The data below should be copied out exactly, with its pictures omitted.

===== MATERIAL PROVIDED

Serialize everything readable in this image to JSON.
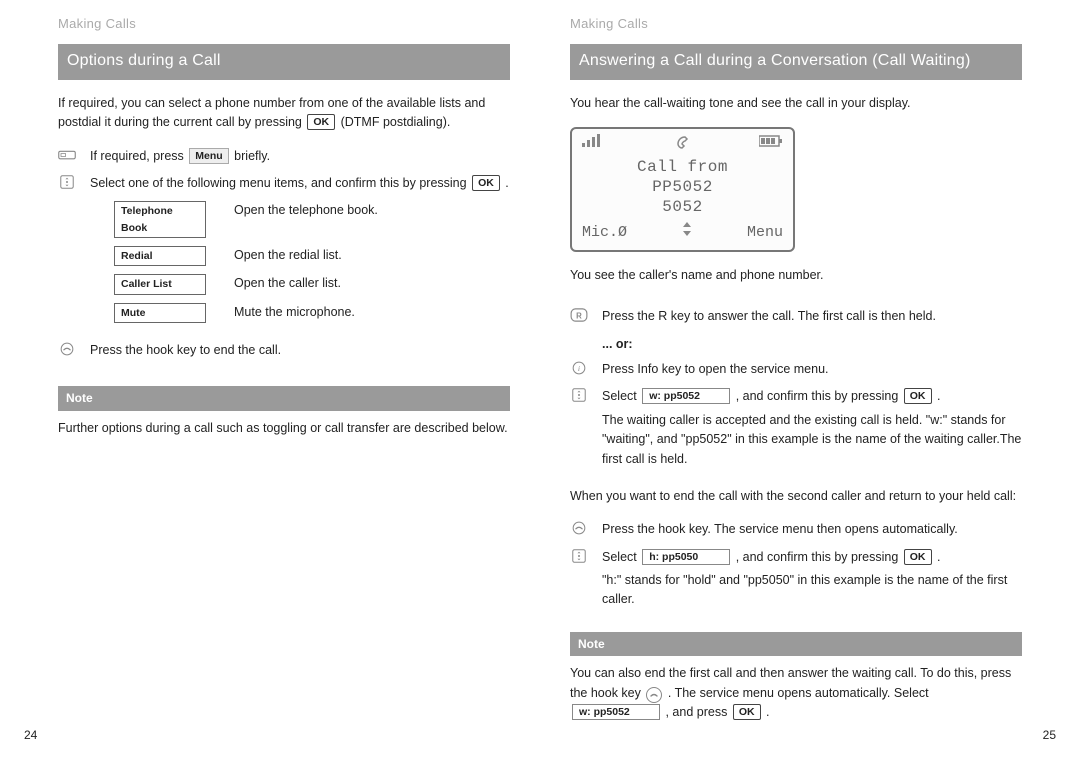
{
  "left": {
    "running_head": "Making Calls",
    "section_title": "Options during a Call",
    "intro_a": "If required, you can select a phone number from one of the available lists and postdial it during the current call by pressing ",
    "intro_b": " (DTMF postdialing).",
    "key_ok": "OK",
    "key_menu": "Menu",
    "step1_a": "If required, press ",
    "step1_b": " briefly.",
    "step2_a": "Select one of the following menu items, and confirm this by pressing ",
    "step2_b": " .",
    "menu": [
      {
        "label": "Telephone Book",
        "desc": "Open the telephone book."
      },
      {
        "label": "Redial",
        "desc": "Open the redial list."
      },
      {
        "label": "Caller List",
        "desc": "Open the caller list."
      },
      {
        "label": "Mute",
        "desc": "Mute the microphone."
      }
    ],
    "step3": "Press the hook key to end the call.",
    "note_label": "Note",
    "note_text": "Further options during a call such as toggling or call transfer are described below.",
    "page_num": "24"
  },
  "right": {
    "running_head": "Making Calls",
    "section_title": "Answering a Call during a Conversation (Call Waiting)",
    "intro": "You hear the call-waiting tone and see the call in your display.",
    "lcd": {
      "line1": "Call from",
      "line2": "PP5052",
      "line3": "5052",
      "left": "Mic.Ø",
      "right": "Menu"
    },
    "caller_line": "You see the caller's name and phone number.",
    "stepR_a": "Press the R key to answer the call. The first call is then held.",
    "or_label": "... or:",
    "stepInfo": "Press Info key to open the service menu.",
    "select1_a": "Select ",
    "select1_val": "w: pp5052",
    "select1_b": " , and confirm this by pressing ",
    "select1_c": " .",
    "select1_expl": "The waiting caller is accepted and the existing call is held. \"w:\" stands for \"waiting\", and \"pp5052\" in this example is the name of the waiting caller.The first call is held.",
    "return_intro": "When you want to end the call with the second caller and return to your held call:",
    "stepHook": "Press the hook key. The service menu then opens automatically.",
    "select2_a": "Select ",
    "select2_val": "h: pp5050",
    "select2_b": " , and confirm this by pressing ",
    "select2_c": " .",
    "select2_expl": "\"h:\" stands for \"hold\" and \"pp5050\" in this example is the name of the first caller.",
    "note_label": "Note",
    "note_a": "You can also end the first call and then answer the waiting call. To do this, press the hook key ",
    "note_b": " . The service menu opens automatically. Select ",
    "note_sel": "w: pp5052",
    "note_c": " , and press ",
    "note_d": " .",
    "key_ok": "OK",
    "page_num": "25"
  }
}
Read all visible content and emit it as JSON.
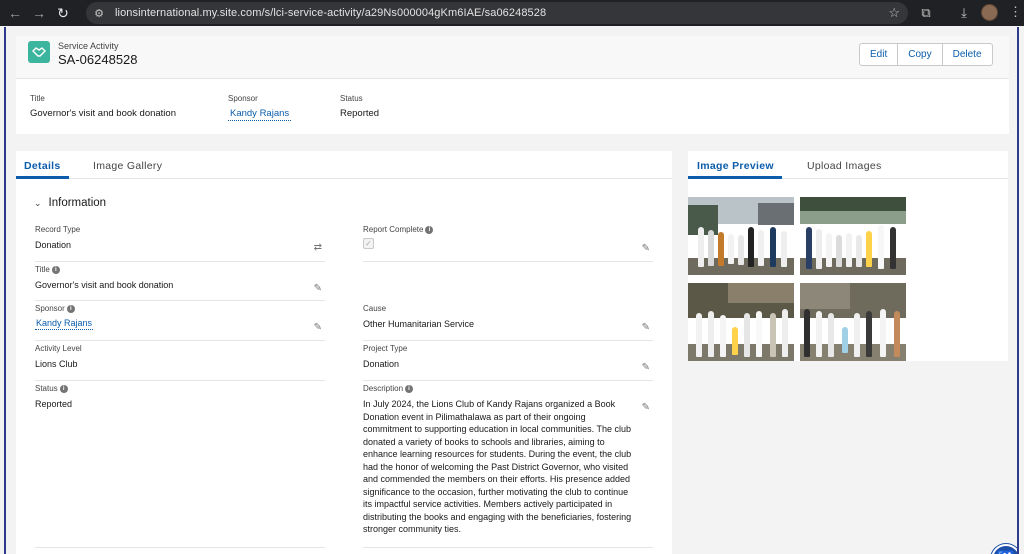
{
  "browser": {
    "url": "lionsinternational.my.site.com/s/lci-service-activity/a29Ns000004gKm6IAE/sa06248528"
  },
  "header": {
    "object_type": "Service Activity",
    "record_name": "SA-06248528",
    "buttons": [
      "Edit",
      "Copy",
      "Delete"
    ]
  },
  "highlights": {
    "title_label": "Title",
    "title_value": "Governor's visit and book donation",
    "sponsor_label": "Sponsor",
    "sponsor_value": "Kandy Rajans",
    "status_label": "Status",
    "status_value": "Reported"
  },
  "details": {
    "tabs": [
      "Details",
      "Image Gallery"
    ],
    "section_title": "Information",
    "fields": {
      "record_type": {
        "label": "Record Type",
        "value": "Donation"
      },
      "report_complete": {
        "label": "Report Complete",
        "checked": true
      },
      "title": {
        "label": "Title",
        "value": "Governor's visit and book donation"
      },
      "sponsor": {
        "label": "Sponsor",
        "value": "Kandy Rajans"
      },
      "cause": {
        "label": "Cause",
        "value": "Other Humanitarian Service"
      },
      "activity_level": {
        "label": "Activity Level",
        "value": "Lions Club"
      },
      "project_type": {
        "label": "Project Type",
        "value": "Donation"
      },
      "status": {
        "label": "Status",
        "value": "Reported"
      },
      "description": {
        "label": "Description",
        "value": "In July 2024, the Lions Club of Kandy Rajans organized a Book Donation event in Pilimathalawa as part of their ongoing commitment to supporting education in local communities. The club donated a variety of books to schools and libraries, aiming to enhance learning resources for students. During the event, the club had the honor of welcoming the Past District Governor, who visited and commended the members on their efforts. His presence added significance to the occasion, further motivating the club to continue its impactful service activities. Members actively participated in distributing the books and engaging with the beneficiaries, fostering stronger community ties."
      }
    }
  },
  "images": {
    "tabs": [
      "Image Preview",
      "Upload Images"
    ]
  },
  "colors": {
    "brand_blue": "#0b5cab",
    "record_icon": "#3bb59d",
    "frame": "#2e3a8c"
  }
}
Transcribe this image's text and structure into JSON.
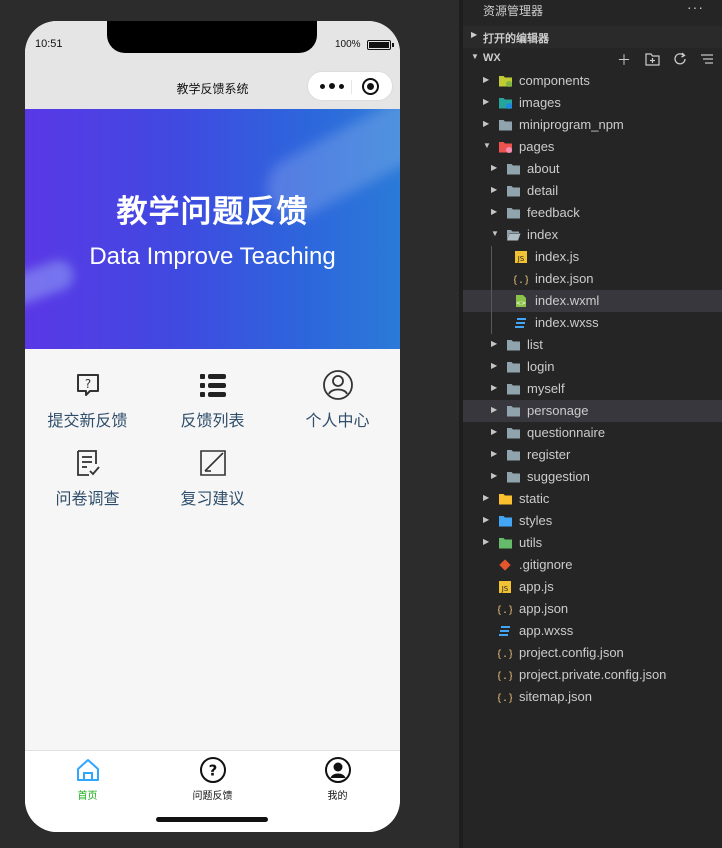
{
  "status_bar": {
    "time": "10:51",
    "battery": "100%"
  },
  "navbar": {
    "title": "教学反馈系统"
  },
  "banner": {
    "title": "教学问题反馈",
    "subtitle": "Data Improve Teaching"
  },
  "menu": [
    {
      "label": "提交新反馈",
      "icon": "feedback-icon"
    },
    {
      "label": "反馈列表",
      "icon": "list-icon"
    },
    {
      "label": "个人中心",
      "icon": "user-icon"
    },
    {
      "label": "问卷调查",
      "icon": "questionnaire-icon"
    },
    {
      "label": "复习建议",
      "icon": "edit-icon"
    }
  ],
  "tabbar": [
    {
      "label": "首页",
      "icon": "home-icon",
      "active": true
    },
    {
      "label": "问题反馈",
      "icon": "question-icon",
      "active": false
    },
    {
      "label": "我的",
      "icon": "profile-icon",
      "active": false
    }
  ],
  "explorer": {
    "title": "资源管理器",
    "open_editors": "打开的编辑器",
    "root": "WX",
    "tree": [
      {
        "name": "components",
        "kind": "folder-components"
      },
      {
        "name": "images",
        "kind": "folder-images"
      },
      {
        "name": "miniprogram_npm",
        "kind": "folder"
      },
      {
        "name": "pages",
        "kind": "folder-pages",
        "expanded": true
      },
      {
        "name": "about",
        "kind": "folder"
      },
      {
        "name": "detail",
        "kind": "folder"
      },
      {
        "name": "feedback",
        "kind": "folder"
      },
      {
        "name": "index",
        "kind": "folder-open",
        "expanded": true
      },
      {
        "name": "index.js",
        "kind": "js"
      },
      {
        "name": "index.json",
        "kind": "json"
      },
      {
        "name": "index.wxml",
        "kind": "wxml",
        "selected": true
      },
      {
        "name": "index.wxss",
        "kind": "css"
      },
      {
        "name": "list",
        "kind": "folder"
      },
      {
        "name": "login",
        "kind": "folder"
      },
      {
        "name": "myself",
        "kind": "folder"
      },
      {
        "name": "personage",
        "kind": "folder",
        "hover": true
      },
      {
        "name": "questionnaire",
        "kind": "folder"
      },
      {
        "name": "register",
        "kind": "folder"
      },
      {
        "name": "suggestion",
        "kind": "folder"
      },
      {
        "name": "static",
        "kind": "folder-static"
      },
      {
        "name": "styles",
        "kind": "folder-styles"
      },
      {
        "name": "utils",
        "kind": "folder-utils"
      },
      {
        "name": ".gitignore",
        "kind": "git"
      },
      {
        "name": "app.js",
        "kind": "js"
      },
      {
        "name": "app.json",
        "kind": "json"
      },
      {
        "name": "app.wxss",
        "kind": "css"
      },
      {
        "name": "project.config.json",
        "kind": "json"
      },
      {
        "name": "project.private.config.json",
        "kind": "json"
      },
      {
        "name": "sitemap.json",
        "kind": "json"
      }
    ]
  },
  "colors": {
    "banner_start": "#5a38e6",
    "banner_end": "#2a7ad8",
    "menu_text": "#2f4e6a",
    "tab_active": "#1aad19"
  }
}
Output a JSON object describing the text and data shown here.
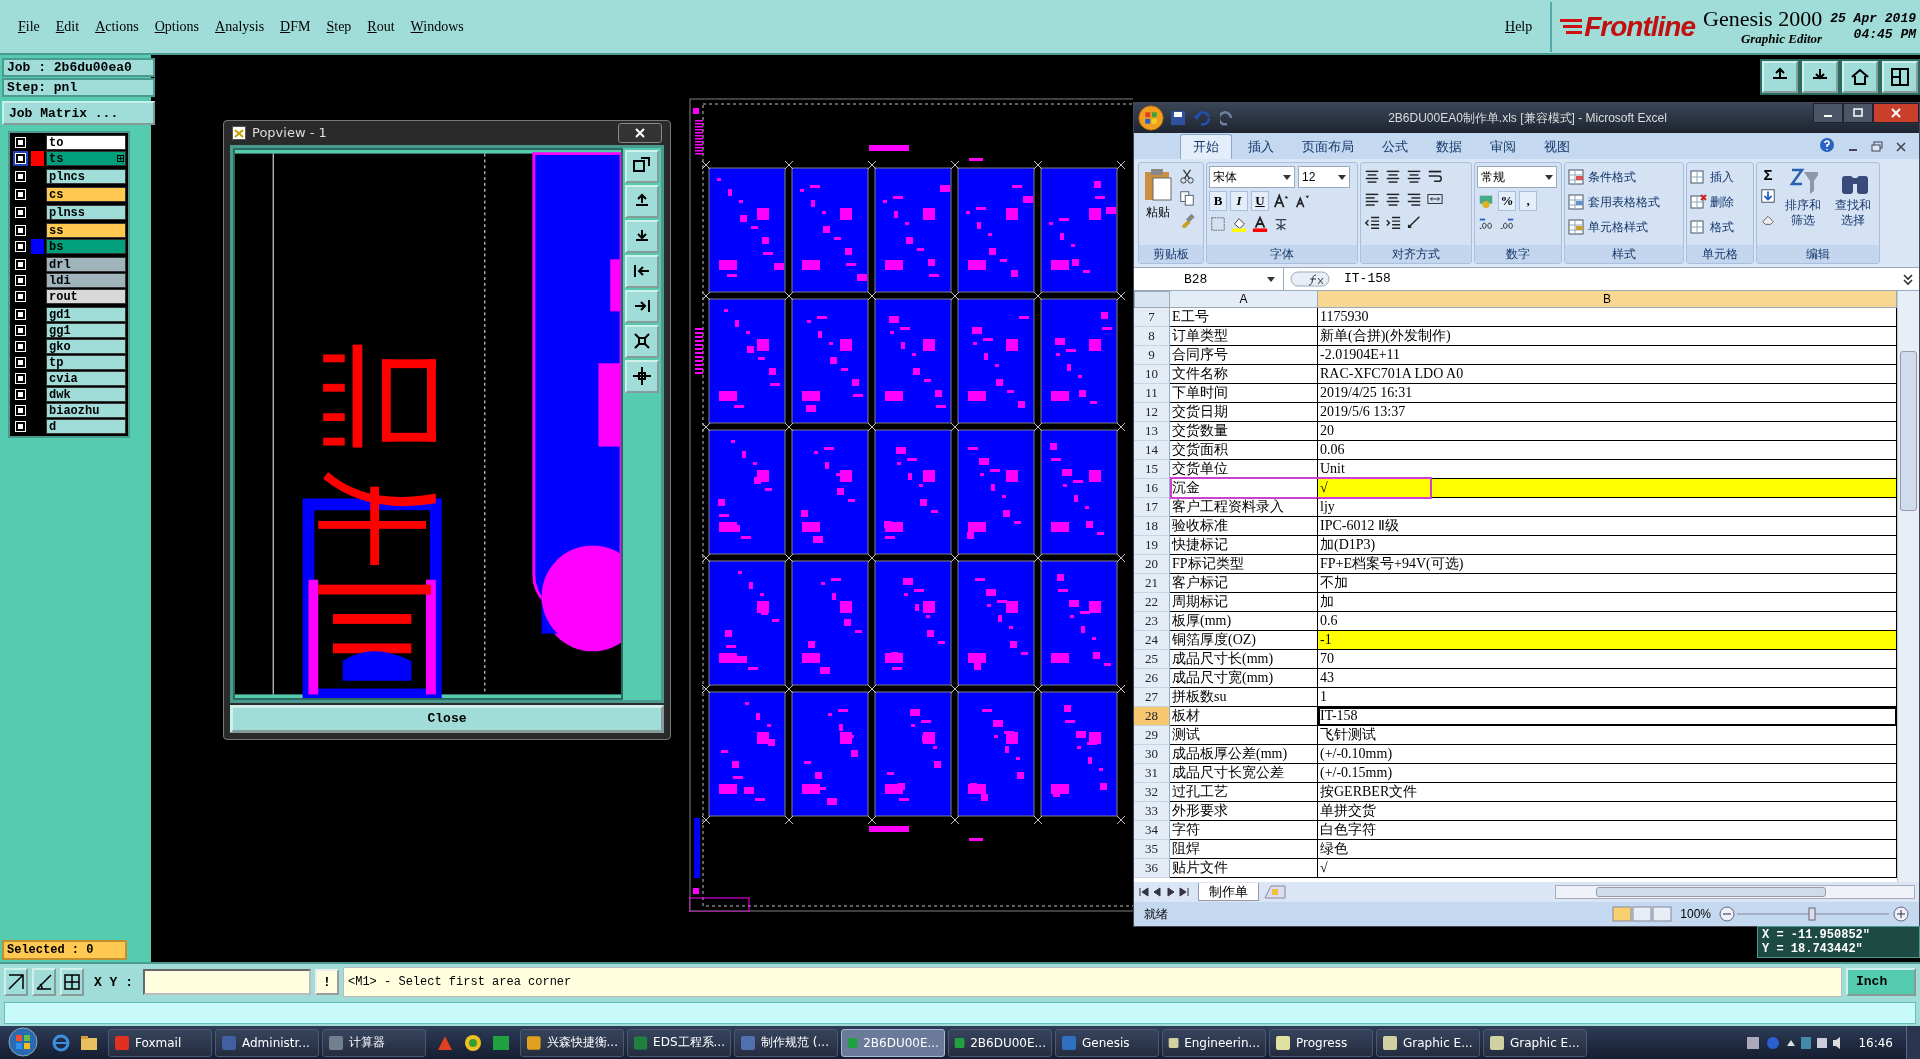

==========

TASK ANSWER:
Serialize everything readable in this image to JSON.
{
  "left": {
    "running_head": "Making Calls",
    "section_title": "Options during a Call",
    "intro_a": "If required, you can select a phone number from one of the available lists and postdial it during the current call by pressing ",
    "intro_b": " (DTMF postdialing).",
    "key_ok": "OK",
    "key_menu": "Menu",
    "step1_a": "If required, press ",
    "step1_b": " briefly.",
    "step2_a": "Select one of the following menu items, and confirm this by pressing ",
    "step2_b": " .",
    "menu": [
      {
        "label": "Telephone Book",
        "desc": "Open the telephone book."
      },
      {
        "label": "Redial",
        "desc": "Open the redial list."
      },
      {
        "label": "Caller List",
        "desc": "Open the caller list."
      },
      {
        "label": "Mute",
        "desc": "Mute the microphone."
      }
    ],
    "step3": "Press the hook key to end the call.",
    "note_label": "Note",
    "note_text": "Further options during a call such as toggling or call transfer are described below.",
    "page_num": "24"
  },
  "right": {
    "running_head": "Making Calls",
    "section_title": "Answering a Call during a Conversation (Call Waiting)",
    "intro": "You hear the call-waiting tone and see the call in your display.",
    "lcd": {
      "line1": "Call from",
      "line2": "PP5052",
      "line3": "5052",
      "left": "Mic.Ø",
      "right": "Menu"
    },
    "caller_line": "You see the caller's name and phone number.",
    "stepR_a": "Press the R key to answer the call. The first call is then held.",
    "or_label": "... or:",
    "stepInfo": "Press Info key to open the service menu.",
    "select1_a": "Select ",
    "select1_val": "w: pp5052",
    "select1_b": " , and confirm this by pressing ",
    "select1_c": " .",
    "select1_expl": "The waiting caller is accepted and the existing call is held. \"w:\" stands for \"waiting\", and \"pp5052\" in this example is the name of the waiting caller.The first call is held.",
    "return_intro": "When you want to end the call with the second caller and return to your held call:",
    "stepHook": "Press the hook key. The service menu then opens automatically.",
    "select2_a": "Select ",
    "select2_val": "h: pp5050",
    "select2_b": " , and confirm this by pressing ",
    "select2_c": " .",
    "select2_expl": "\"h:\" stands for \"hold\" and \"pp5050\" in this example is the name of the first caller.",
    "note_label": "Note",
    "note_a": "You can also end the first call and then answer the waiting call. To do this, press the hook key ",
    "note_b": " . The service menu opens automatically. Select ",
    "note_sel": "w: pp5052",
    "note_c": " , and press ",
    "note_d": " .",
    "key_ok": "OK",
    "page_num": "25"
  }
}
Read all visible content and emit it as JSON.
{
  "browser": {
    "url": "lionsinternational.my.site.com/s/lci-service-activity/a29Ns000004gKm6IAE/sa06248528"
  },
  "header": {
    "object_type": "Service Activity",
    "record_name": "SA-06248528",
    "buttons": [
      "Edit",
      "Copy",
      "Delete"
    ]
  },
  "highlights": {
    "title_label": "Title",
    "title_value": "Governor's visit and book donation",
    "sponsor_label": "Sponsor",
    "sponsor_value": "Kandy Rajans",
    "status_label": "Status",
    "status_value": "Reported"
  },
  "details": {
    "tabs": [
      "Details",
      "Image Gallery"
    ],
    "section_title": "Information",
    "fields": {
      "record_type": {
        "label": "Record Type",
        "value": "Donation"
      },
      "report_complete": {
        "label": "Report Complete",
        "checked": true
      },
      "title": {
        "label": "Title",
        "value": "Governor's visit and book donation"
      },
      "sponsor": {
        "label": "Sponsor",
        "value": "Kandy Rajans"
      },
      "cause": {
        "label": "Cause",
        "value": "Other Humanitarian Service"
      },
      "activity_level": {
        "label": "Activity Level",
        "value": "Lions Club"
      },
      "project_type": {
        "label": "Project Type",
        "value": "Donation"
      },
      "status": {
        "label": "Status",
        "value": "Reported"
      },
      "description": {
        "label": "Description",
        "value": "In July 2024, the Lions Club of Kandy Rajans organized a Book Donation event in Pilimathalawa as part of their ongoing commitment to supporting education in local communities. The club donated a variety of books to schools and libraries, aiming to enhance learning resources for students. During the event, the club had the honor of welcoming the Past District Governor, who visited and commended the members on their efforts. His presence added significance to the occasion, further motivating the club to continue its impactful service activities. Members actively participated in distributing the books and engaging with the beneficiaries, fostering stronger community ties."
      }
    }
  },
  "images": {
    "tabs": [
      "Image Preview",
      "Upload Images"
    ]
  },
  "colors": {
    "brand_blue": "#0b5cab",
    "record_icon": "#3bb59d",
    "frame": "#2e3a8c"
  }
}
Transcribe this image's text and structure into JSON.
{
  "status_bar": {
    "time": "10:51",
    "battery": "100%"
  },
  "navbar": {
    "title": "教学反馈系统"
  },
  "banner": {
    "title": "教学问题反馈",
    "subtitle": "Data Improve Teaching"
  },
  "menu": [
    {
      "label": "提交新反馈",
      "icon": "feedback-icon"
    },
    {
      "label": "反馈列表",
      "icon": "list-icon"
    },
    {
      "label": "个人中心",
      "icon": "user-icon"
    },
    {
      "label": "问卷调查",
      "icon": "questionnaire-icon"
    },
    {
      "label": "复习建议",
      "icon": "edit-icon"
    }
  ],
  "tabbar": [
    {
      "label": "首页",
      "icon": "home-icon",
      "active": true
    },
    {
      "label": "问题反馈",
      "icon": "question-icon",
      "active": false
    },
    {
      "label": "我的",
      "icon": "profile-icon",
      "active": false
    }
  ],
  "explorer": {
    "title": "资源管理器",
    "open_editors": "打开的编辑器",
    "root": "WX",
    "tree": [
      {
        "name": "components",
        "kind": "folder-components"
      },
      {
        "name": "images",
        "kind": "folder-images"
      },
      {
        "name": "miniprogram_npm",
        "kind": "folder"
      },
      {
        "name": "pages",
        "kind": "folder-pages",
        "expanded": true
      },
      {
        "name": "about",
        "kind": "folder"
      },
      {
        "name": "detail",
        "kind": "folder"
      },
      {
        "name": "feedback",
        "kind": "folder"
      },
      {
        "name": "index",
        "kind": "folder-open",
        "expanded": true
      },
      {
        "name": "index.js",
        "kind": "js"
      },
      {
        "name": "index.json",
        "kind": "json"
      },
      {
        "name": "index.wxml",
        "kind": "wxml",
        "selected": true
      },
      {
        "name": "index.wxss",
        "kind": "css"
      },
      {
        "name": "list",
        "kind": "folder"
      },
      {
        "name": "login",
        "kind": "folder"
      },
      {
        "name": "myself",
        "kind": "folder"
      },
      {
        "name": "personage",
        "kind": "folder",
        "hover": true
      },
      {
        "name": "questionnaire",
        "kind": "folder"
      },
      {
        "name": "register",
        "kind": "folder"
      },
      {
        "name": "suggestion",
        "kind": "folder"
      },
      {
        "name": "static",
        "kind": "folder-static"
      },
      {
        "name": "styles",
        "kind": "folder-styles"
      },
      {
        "name": "utils",
        "kind": "folder-utils"
      },
      {
        "name": ".gitignore",
        "kind": "git"
      },
      {
        "name": "app.js",
        "kind": "js"
      },
      {
        "name": "app.json",
        "kind": "json"
      },
      {
        "name": "app.wxss",
        "kind": "css"
      },
      {
        "name": "project.config.json",
        "kind": "json"
      },
      {
        "name": "project.private.config.json",
        "kind": "json"
      },
      {
        "name": "sitemap.json",
        "kind": "json"
      }
    ]
  },
  "colors": {
    "banner_start": "#5a38e6",
    "banner_end": "#2a7ad8",
    "menu_text": "#2f4e6a",
    "tab_active": "#1aad19"
  }
}
Output a JSON object describing the text and data shown here.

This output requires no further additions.